** Record set **
*** Block opens ***
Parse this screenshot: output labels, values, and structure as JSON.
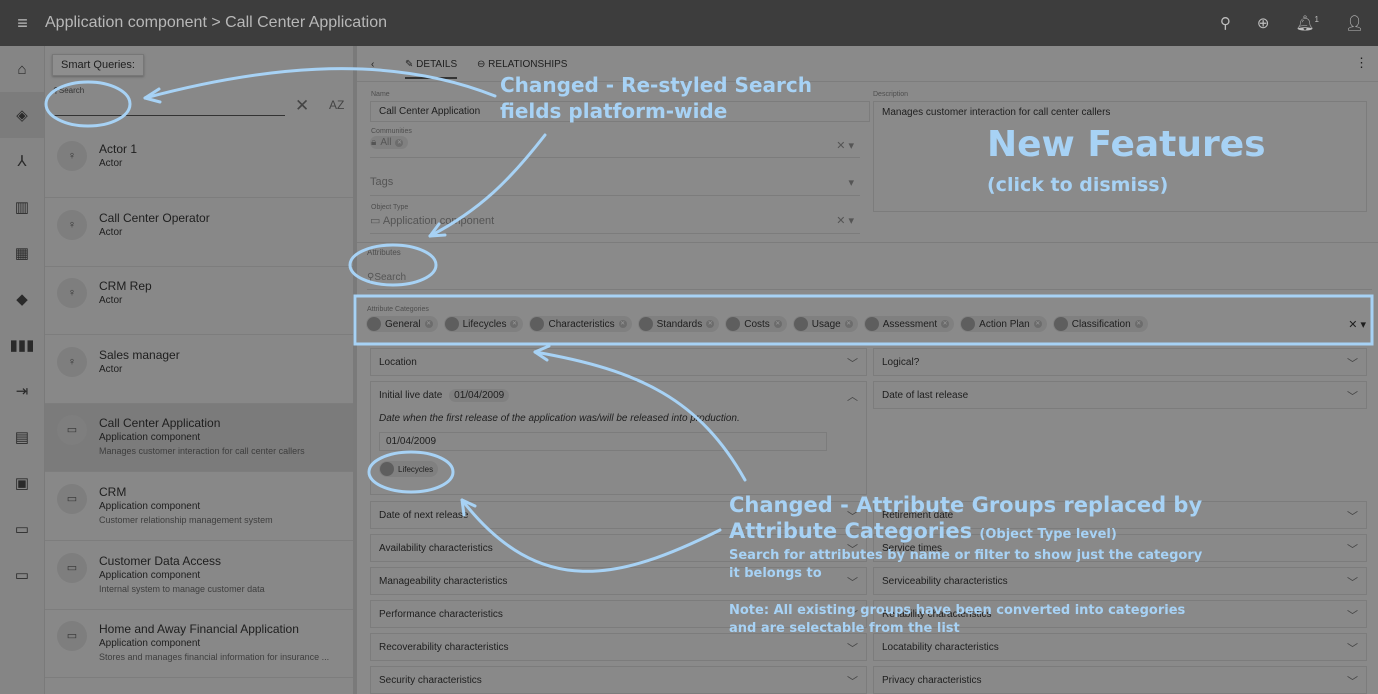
{
  "header": {
    "title": "Application component > Call Center Application",
    "notif_count": "1"
  },
  "list": {
    "smart_queries": "Smart Queries:",
    "search_label": "Search",
    "sort_label": "AZ",
    "items": [
      {
        "name": "Actor 1",
        "type": "Actor",
        "desc": ""
      },
      {
        "name": "Call Center Operator",
        "type": "Actor",
        "desc": ""
      },
      {
        "name": "CRM Rep",
        "type": "Actor",
        "desc": ""
      },
      {
        "name": "Sales manager",
        "type": "Actor",
        "desc": ""
      },
      {
        "name": "Call Center Application",
        "type": "Application component",
        "desc": "Manages customer interaction for call center callers"
      },
      {
        "name": "CRM",
        "type": "Application component",
        "desc": "Customer relationship management system"
      },
      {
        "name": "Customer Data Access",
        "type": "Application component",
        "desc": "Internal system to manage customer data"
      },
      {
        "name": "Home and Away Financial Application",
        "type": "Application component",
        "desc": "Stores and manages financial information for insurance ..."
      }
    ]
  },
  "tabs": {
    "details": "DETAILS",
    "relationships": "RELATIONSHIPS"
  },
  "form": {
    "name_label": "Name",
    "name_value": "Call Center Application",
    "desc_label": "Description",
    "desc_value": "Manages customer interaction for call center callers",
    "communities_label": "Communities",
    "community": "All",
    "tags_placeholder": "Tags",
    "object_type_label": "Object Type",
    "object_type": "Application component",
    "attributes_label": "Attributes",
    "attr_search_placeholder": "Search",
    "categories_label": "Attribute Categories",
    "categories": [
      "General",
      "Lifecycles",
      "Characteristics",
      "Standards",
      "Costs",
      "Usage",
      "Assessment",
      "Action Plan",
      "Classification"
    ]
  },
  "attributes": {
    "left": [
      "Location",
      "Initial live date",
      "Date of next release",
      "Availability characteristics",
      "Manageability characteristics",
      "Performance characteristics",
      "Recoverability characteristics",
      "Security characteristics"
    ],
    "right": [
      "Logical?",
      "Date of last release",
      "Retirement date",
      "Service times",
      "Serviceability characteristics",
      "Reliability characteristics",
      "Locatability characteristics",
      "Privacy characteristics"
    ],
    "initial_live_value": "01/04/2009",
    "initial_live_desc": "Date when the first release of the application was/will be released into production.",
    "initial_live_category": "Lifecycles"
  },
  "annotations": {
    "search": "Changed - Re-styled Search fields platform-wide",
    "new_features": "New Features",
    "dismiss": "(click to dismiss)",
    "groups_title1": "Changed - Attribute Groups replaced by",
    "groups_title2": "Attribute Categories",
    "groups_level": "(Object Type level)",
    "groups_desc": "Search for attributes by name or filter to show just the category it belongs to",
    "groups_note": "Note: All existing groups have been converted into categories and are selectable from the list"
  }
}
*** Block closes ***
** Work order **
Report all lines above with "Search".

** Task output **
    "search_label": "Search",
    "attr_search_placeholder": "Search",
    "search": "Changed - Re-styled Search fields platform-wide",
    "groups_desc": "Search for attributes by name or filter to show just the category it belongs to",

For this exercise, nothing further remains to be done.